Friday marks the first day that hundreds of thousands of federal employees will miss their paychecks and agencies, such as the National Park Service, have had to suspend or curtail their operations. On Saturday, the shutdown will set the record for the longest in U.S. history.
Lawmakers left the nation's capital on Friday after talks between Trump and top Democrats to end the shutdown collapsed in acrimonious fashion and no new meetings have been scheduled.
Trump has sought to highlight ways his administration is trying to ease the pain of the shutdown, confirming in his Friday remarks that he will sign legislation granting federal employees back-pay once the shutdown ends. Congress passed the legislation earlier in the day.

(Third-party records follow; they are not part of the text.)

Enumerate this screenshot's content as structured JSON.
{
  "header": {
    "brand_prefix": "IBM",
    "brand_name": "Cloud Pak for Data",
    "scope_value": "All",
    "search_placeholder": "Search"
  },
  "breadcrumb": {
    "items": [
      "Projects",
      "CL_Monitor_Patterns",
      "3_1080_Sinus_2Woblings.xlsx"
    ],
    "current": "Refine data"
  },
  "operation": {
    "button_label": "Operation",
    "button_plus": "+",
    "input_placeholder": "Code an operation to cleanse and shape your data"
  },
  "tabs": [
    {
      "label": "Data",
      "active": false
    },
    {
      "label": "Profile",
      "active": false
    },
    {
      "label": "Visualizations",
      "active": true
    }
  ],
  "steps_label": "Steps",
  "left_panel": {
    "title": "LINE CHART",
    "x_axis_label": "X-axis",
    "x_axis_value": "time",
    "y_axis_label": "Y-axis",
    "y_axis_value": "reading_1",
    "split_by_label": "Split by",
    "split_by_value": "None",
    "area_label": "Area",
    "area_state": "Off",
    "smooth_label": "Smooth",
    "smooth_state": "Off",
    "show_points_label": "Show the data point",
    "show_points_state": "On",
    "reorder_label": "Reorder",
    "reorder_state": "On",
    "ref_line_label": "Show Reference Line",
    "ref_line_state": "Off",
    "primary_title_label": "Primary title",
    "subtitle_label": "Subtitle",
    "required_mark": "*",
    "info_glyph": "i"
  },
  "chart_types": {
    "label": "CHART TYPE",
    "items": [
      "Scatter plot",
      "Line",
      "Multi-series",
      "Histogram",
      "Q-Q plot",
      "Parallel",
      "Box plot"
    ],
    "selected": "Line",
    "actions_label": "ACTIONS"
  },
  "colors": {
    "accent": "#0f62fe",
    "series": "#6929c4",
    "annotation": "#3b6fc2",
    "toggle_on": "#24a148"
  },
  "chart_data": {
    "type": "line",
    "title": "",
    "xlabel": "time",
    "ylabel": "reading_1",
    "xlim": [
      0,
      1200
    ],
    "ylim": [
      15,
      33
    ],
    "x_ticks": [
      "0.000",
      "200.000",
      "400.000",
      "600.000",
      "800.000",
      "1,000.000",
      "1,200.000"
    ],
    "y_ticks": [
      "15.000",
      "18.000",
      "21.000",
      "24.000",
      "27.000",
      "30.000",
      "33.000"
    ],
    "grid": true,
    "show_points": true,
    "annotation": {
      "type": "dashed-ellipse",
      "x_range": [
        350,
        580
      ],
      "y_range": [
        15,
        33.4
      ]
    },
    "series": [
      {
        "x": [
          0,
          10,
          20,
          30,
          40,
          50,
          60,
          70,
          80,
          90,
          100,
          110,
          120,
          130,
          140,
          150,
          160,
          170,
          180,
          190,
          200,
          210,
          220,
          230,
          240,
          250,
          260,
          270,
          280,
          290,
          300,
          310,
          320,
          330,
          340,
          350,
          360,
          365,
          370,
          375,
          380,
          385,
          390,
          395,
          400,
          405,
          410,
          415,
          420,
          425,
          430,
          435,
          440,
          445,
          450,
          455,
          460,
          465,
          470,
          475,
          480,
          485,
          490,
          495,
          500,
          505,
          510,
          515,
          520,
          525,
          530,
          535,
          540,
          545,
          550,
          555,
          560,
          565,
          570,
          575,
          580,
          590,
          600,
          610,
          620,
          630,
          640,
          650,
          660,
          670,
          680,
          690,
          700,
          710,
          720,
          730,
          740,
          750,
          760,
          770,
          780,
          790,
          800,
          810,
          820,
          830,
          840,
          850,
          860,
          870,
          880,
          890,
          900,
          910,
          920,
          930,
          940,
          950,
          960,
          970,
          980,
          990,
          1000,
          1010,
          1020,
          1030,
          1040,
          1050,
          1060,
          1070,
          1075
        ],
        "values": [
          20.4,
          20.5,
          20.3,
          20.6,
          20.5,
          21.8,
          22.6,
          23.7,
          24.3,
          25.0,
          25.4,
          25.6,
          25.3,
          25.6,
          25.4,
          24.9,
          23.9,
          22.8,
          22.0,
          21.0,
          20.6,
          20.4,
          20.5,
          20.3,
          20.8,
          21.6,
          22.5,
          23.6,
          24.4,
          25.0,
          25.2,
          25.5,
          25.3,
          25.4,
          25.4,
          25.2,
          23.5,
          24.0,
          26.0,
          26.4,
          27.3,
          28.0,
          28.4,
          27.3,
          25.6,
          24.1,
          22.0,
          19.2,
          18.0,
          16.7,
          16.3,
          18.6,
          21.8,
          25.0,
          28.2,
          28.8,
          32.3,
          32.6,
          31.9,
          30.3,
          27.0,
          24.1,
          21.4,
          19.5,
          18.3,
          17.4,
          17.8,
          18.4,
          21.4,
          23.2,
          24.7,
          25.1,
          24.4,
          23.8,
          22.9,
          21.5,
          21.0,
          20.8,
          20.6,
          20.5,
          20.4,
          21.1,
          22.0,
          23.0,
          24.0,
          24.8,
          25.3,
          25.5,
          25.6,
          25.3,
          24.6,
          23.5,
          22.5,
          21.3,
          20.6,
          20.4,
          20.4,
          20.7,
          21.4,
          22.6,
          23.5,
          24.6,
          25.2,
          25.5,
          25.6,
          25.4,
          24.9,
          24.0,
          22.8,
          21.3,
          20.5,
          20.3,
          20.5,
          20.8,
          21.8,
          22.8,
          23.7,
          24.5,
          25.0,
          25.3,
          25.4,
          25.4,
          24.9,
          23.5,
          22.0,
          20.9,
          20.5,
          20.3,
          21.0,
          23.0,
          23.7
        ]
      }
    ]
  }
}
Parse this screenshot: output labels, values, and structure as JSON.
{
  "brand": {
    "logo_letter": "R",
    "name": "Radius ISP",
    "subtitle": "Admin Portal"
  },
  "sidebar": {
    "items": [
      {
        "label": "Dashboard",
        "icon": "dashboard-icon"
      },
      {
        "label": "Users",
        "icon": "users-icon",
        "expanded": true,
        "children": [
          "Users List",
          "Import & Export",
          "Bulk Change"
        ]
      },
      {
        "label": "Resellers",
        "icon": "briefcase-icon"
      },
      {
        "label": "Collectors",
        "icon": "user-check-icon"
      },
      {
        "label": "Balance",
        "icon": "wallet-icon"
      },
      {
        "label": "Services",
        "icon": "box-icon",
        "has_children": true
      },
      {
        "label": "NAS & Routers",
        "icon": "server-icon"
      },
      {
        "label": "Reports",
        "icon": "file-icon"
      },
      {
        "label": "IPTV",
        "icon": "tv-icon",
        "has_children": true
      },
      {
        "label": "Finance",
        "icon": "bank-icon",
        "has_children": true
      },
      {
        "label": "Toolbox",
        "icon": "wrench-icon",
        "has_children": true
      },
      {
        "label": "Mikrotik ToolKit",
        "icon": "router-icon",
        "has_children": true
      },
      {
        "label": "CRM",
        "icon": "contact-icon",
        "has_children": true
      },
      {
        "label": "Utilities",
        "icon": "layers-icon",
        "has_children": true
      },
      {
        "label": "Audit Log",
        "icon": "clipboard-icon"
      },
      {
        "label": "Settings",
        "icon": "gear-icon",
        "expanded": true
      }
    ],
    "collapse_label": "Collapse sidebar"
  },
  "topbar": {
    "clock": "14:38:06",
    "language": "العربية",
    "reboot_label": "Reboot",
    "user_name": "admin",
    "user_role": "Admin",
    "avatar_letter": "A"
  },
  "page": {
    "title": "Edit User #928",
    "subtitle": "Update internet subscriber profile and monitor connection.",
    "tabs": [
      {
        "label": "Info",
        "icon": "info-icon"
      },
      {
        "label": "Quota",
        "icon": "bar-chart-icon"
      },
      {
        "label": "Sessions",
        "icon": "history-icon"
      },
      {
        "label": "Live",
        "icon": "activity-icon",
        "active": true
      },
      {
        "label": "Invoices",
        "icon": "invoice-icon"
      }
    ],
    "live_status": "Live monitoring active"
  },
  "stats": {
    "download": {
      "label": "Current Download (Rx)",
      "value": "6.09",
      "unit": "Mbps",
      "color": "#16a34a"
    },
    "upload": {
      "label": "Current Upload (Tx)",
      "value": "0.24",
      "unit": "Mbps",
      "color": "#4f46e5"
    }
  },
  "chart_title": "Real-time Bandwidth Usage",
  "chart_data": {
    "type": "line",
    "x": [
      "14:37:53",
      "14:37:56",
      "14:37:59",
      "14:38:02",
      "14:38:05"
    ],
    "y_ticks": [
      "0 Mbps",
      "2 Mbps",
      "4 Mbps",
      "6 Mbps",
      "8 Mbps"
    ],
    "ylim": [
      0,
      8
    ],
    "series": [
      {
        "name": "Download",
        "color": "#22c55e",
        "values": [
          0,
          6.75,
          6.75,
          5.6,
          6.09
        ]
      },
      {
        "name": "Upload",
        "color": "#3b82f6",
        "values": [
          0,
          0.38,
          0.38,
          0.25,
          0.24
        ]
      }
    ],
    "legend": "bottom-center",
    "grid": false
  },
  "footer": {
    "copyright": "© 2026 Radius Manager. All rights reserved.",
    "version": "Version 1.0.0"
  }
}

Some GOP lawmakers have nonetheless been eager to find an off-ramp from the standoff as the pain from the shutdown is beginning to be felt.

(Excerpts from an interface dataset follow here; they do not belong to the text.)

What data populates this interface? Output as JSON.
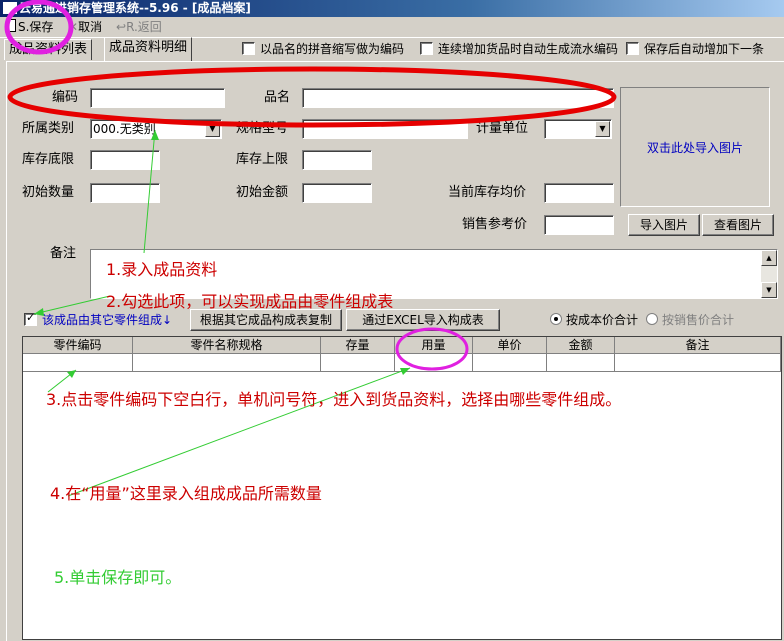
{
  "window": {
    "title": "云易通进销存管理系统--5.96 - [成品档案]"
  },
  "toolbar": {
    "save": "S.保存",
    "cancel": "取消",
    "back": "R.返回"
  },
  "tabs": [
    "成品资料列表",
    "成品资料明细"
  ],
  "options": [
    {
      "label": "以品名的拼音缩写做为编码",
      "checked": false
    },
    {
      "label": "连续增加货品时自动生成流水编码",
      "checked": false
    },
    {
      "label": "保存后自动增加下一条",
      "checked": false
    }
  ],
  "form": {
    "code_label": "编码",
    "code_value": "",
    "name_label": "品名",
    "name_value": "",
    "category_label": "所属类别",
    "category_value": "000.无类别",
    "spec_label": "规格型号",
    "spec_value": "",
    "unit_label": "计量单位",
    "unit_value": "",
    "min_stock_label": "库存底限",
    "min_stock_value": "",
    "max_stock_label": "库存上限",
    "max_stock_value": "",
    "init_qty_label": "初始数量",
    "init_qty_value": "",
    "init_amount_label": "初始金额",
    "init_amount_value": "",
    "avg_price_label": "当前库存均价",
    "avg_price_value": "",
    "sale_price_label": "销售参考价",
    "sale_price_value": "",
    "remark_label": "备注"
  },
  "image": {
    "hint": "双击此处导入图片",
    "import_btn": "导入图片",
    "view_btn": "查看图片"
  },
  "components": {
    "checkbox_label": "该成品由其它零件组成↓",
    "checked": true,
    "copy_btn": "根据其它成品构成表复制",
    "excel_btn": "通过EXCEL导入构成表",
    "radio_cost": "按成本价合计",
    "radio_cost_selected": true,
    "radio_sale": "按销售价合计"
  },
  "grid": {
    "columns": [
      "零件编码",
      "零件名称规格",
      "存量",
      "用量",
      "单价",
      "金额",
      "备注"
    ]
  },
  "annotations": [
    "1.录入成品资料",
    "2.勾选此项，可以实现成品由零件组成表",
    "3.点击零件编码下空白行，单机问号符，进入到货品资料，选择由哪些零件组成。",
    "4.在“用量”这里录入组成成品所需数量",
    "5.单击保存即可。"
  ],
  "colors": {
    "annotation_red": "#cc0000",
    "annotation_green": "#33cc33",
    "oval_red": "#e60000",
    "circle_magenta": "#e020e0",
    "hint_blue": "#0000c0"
  }
}
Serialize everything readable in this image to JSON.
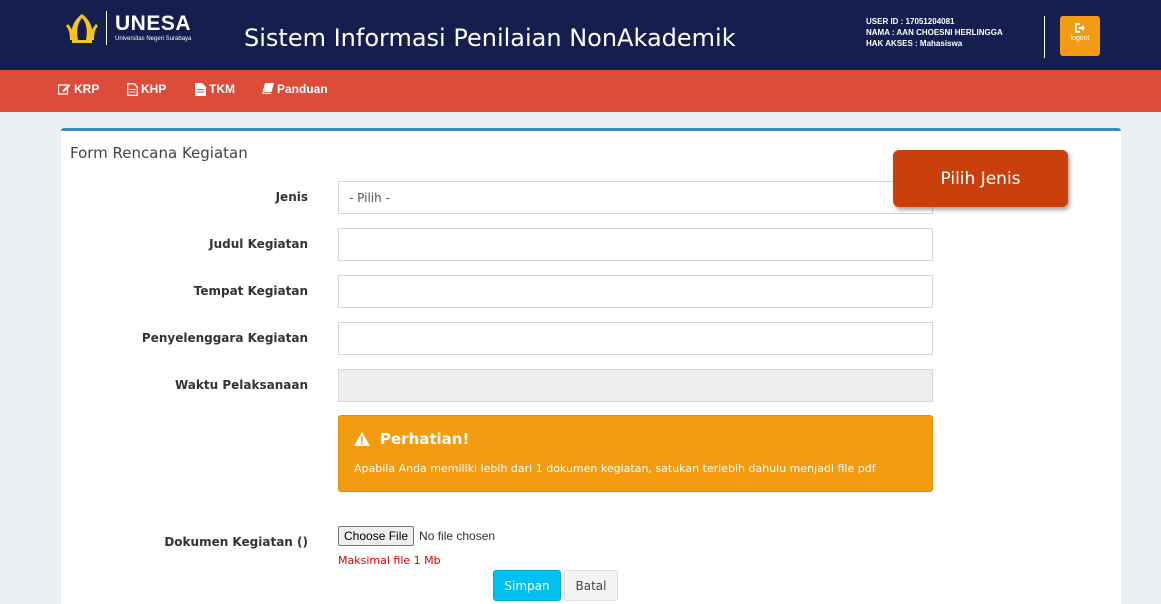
{
  "header": {
    "logo_text": "UNESA",
    "logo_subtext": "Universitas Negeri Surabaya",
    "app_title": "Sistem Informasi Penilaian NonAkademik",
    "user_id_line": "USER ID : 17051204081",
    "name_line": "NAMA : AAN CHOESNI HERLINGGA",
    "access_line": "HAK AKSES : Mahasiswa",
    "logout_label": "logout",
    "colors": {
      "header_bg": "#141e4f",
      "logout_bg": "#f39c12"
    }
  },
  "nav": {
    "items": [
      {
        "label": "KRP",
        "icon": "edit-icon"
      },
      {
        "label": "KHP",
        "icon": "file-text-icon"
      },
      {
        "label": "TKM",
        "icon": "file-icon"
      },
      {
        "label": "Panduan",
        "icon": "book-icon"
      }
    ],
    "bg": "#dd4b39"
  },
  "form": {
    "title": "Form Rencana Kegiatan",
    "jenis_label": "Jenis",
    "jenis_value": "- Pilih -",
    "judul_label": "Judul Kegiatan",
    "tempat_label": "Tempat Kegiatan",
    "penyelenggara_label": "Penyelenggara Kegiatan",
    "waktu_label": "Waktu Pelaksanaan",
    "dokumen_label": "Dokumen Kegiatan ()",
    "alert": {
      "title": "Perhatian!",
      "text": "Apabila Anda memiliki lebih dari 1 dokumen kegiatan, satukan terlebih dahulu menjadi file pdf",
      "bg": "#f39c12"
    },
    "file_button": "Choose File",
    "file_status": "No file chosen",
    "file_hint": "Maksimal file 1 Mb",
    "save_label": "Simpan",
    "cancel_label": "Batal"
  },
  "callout": {
    "text": "Pilih Jenis",
    "bg": "#c9400c"
  }
}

The White House has looked at $13.9 billion in funding approved by Congress last year as part of a disaster response bill to use for building Trump’s wall in the event he declares an emergency. That bill provided funding for various Army Corps of Engineers projects that has been allocated but not spent.

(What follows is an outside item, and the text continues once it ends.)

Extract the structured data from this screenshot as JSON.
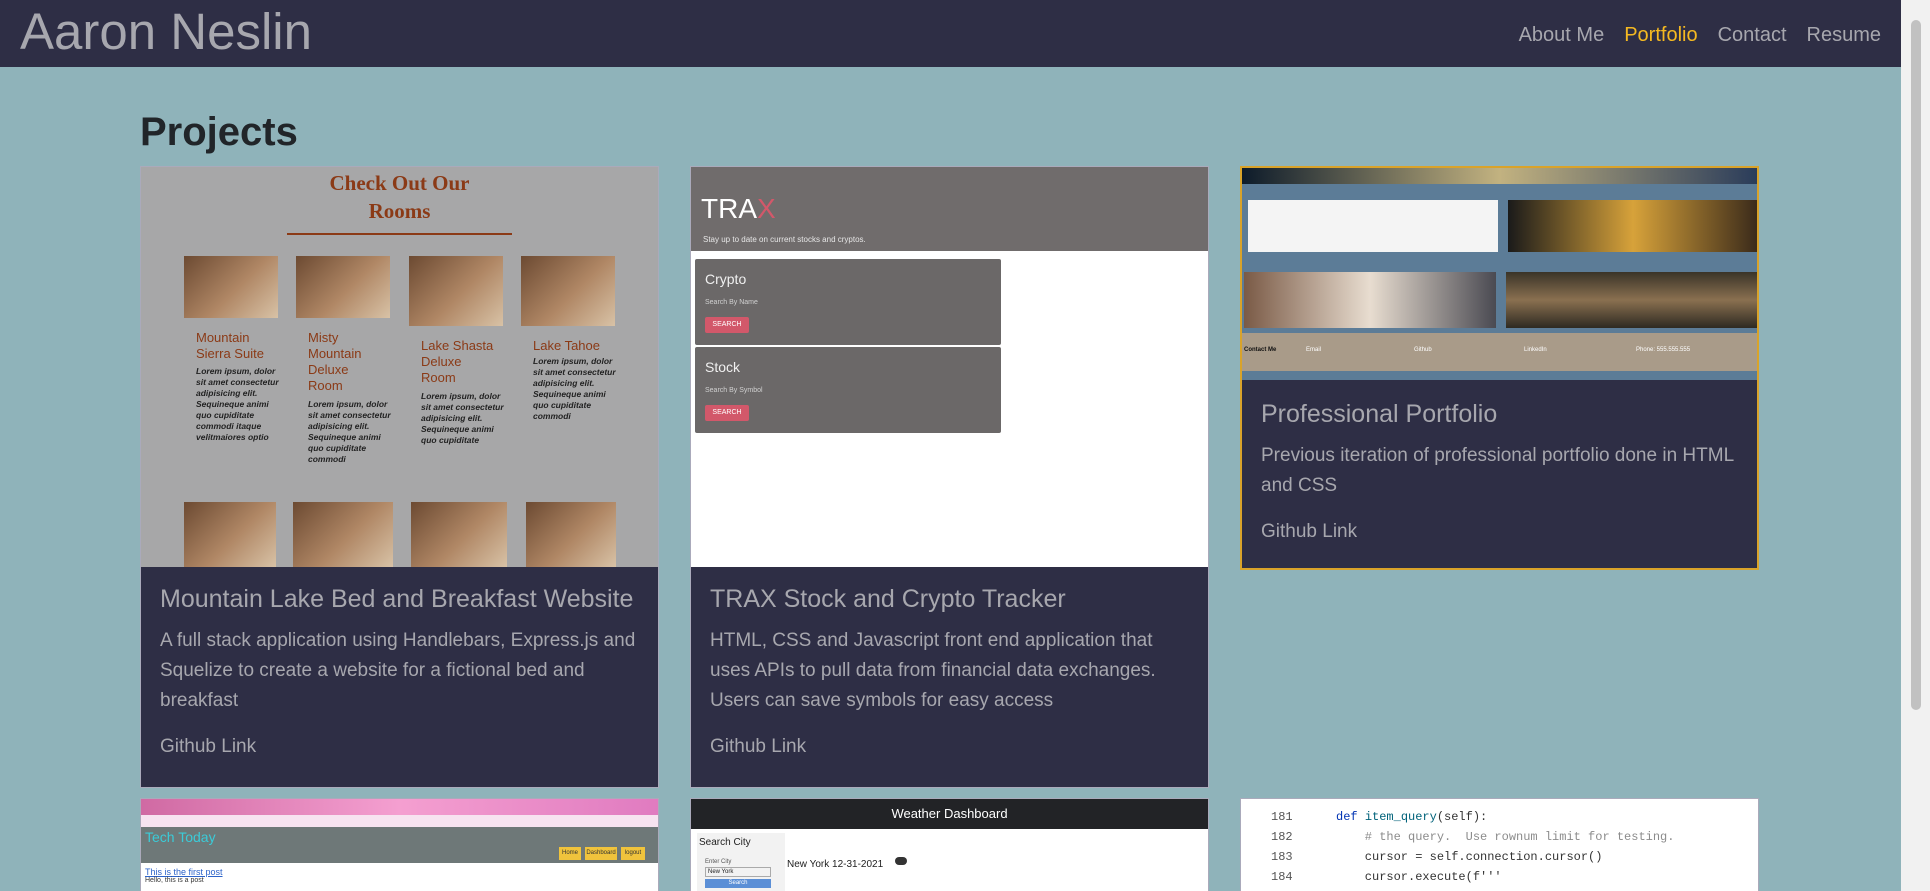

But that idea received blowback from lawmakers representing states and territories, such as Texas and Puerto Rico, that were hit by devastating hurricanes last year.
Texas GOP Rep. Dan Crenshaw said Friday he received an assurance from acting White House chief of staff Mick MulvaneyMick MulvaneyTrump's relocation of the Bureau of Land Management was part of a familiar Republican playbook Jan. 6 committee issues latest round of subpoenas for rally organizers The Hill's Morning Report - Presented by Alibaba - To vote or not? Pelosi faces infrastructure decision MORE that funds for Hurricane Harvey relief will not be touched. Rep. Kevin Brady (R-Texas) separately said the White House gave him the same guarantee.
An administration official told The Hill the White House is also looking at the possibility of repurposing money in asset-forfeiture funds from the Treasury or Justice Departments to use for the wall.
The idea has been floated by a number of GOP lawmakers, including Sen. Bill CassidyBill CassidyDemocrats make voting rights push ahead of Senate consideration Sunday shows - Voting rights legislation dominates GOP senator knocks Biden for 'spreading things that are untrue' in voting rights speech MORE (La.) and Rep. Mark MeadowsMark MeadowsLaura Ingraham 'not saying' if she'd support Trump in 2024 Tucker Carlson extends influence on GOP Jan. 6 panel asks McCarthy to cooperate MORE (N.C.). The Louisiana senator’s home state could stand to lose funding for flood mitigation projects if money from the Army Corps is used.
Those plans were thrown into doubt by Trump’s latest comments. But the president also made it clear the emergency threat is still on the table.
“Congress should do this,” he said. “It they can’t do it, I will declare a national emergency. I have the absolute right to do it.”
Updated: Jan. 12, 2019 at 10:51 a.m.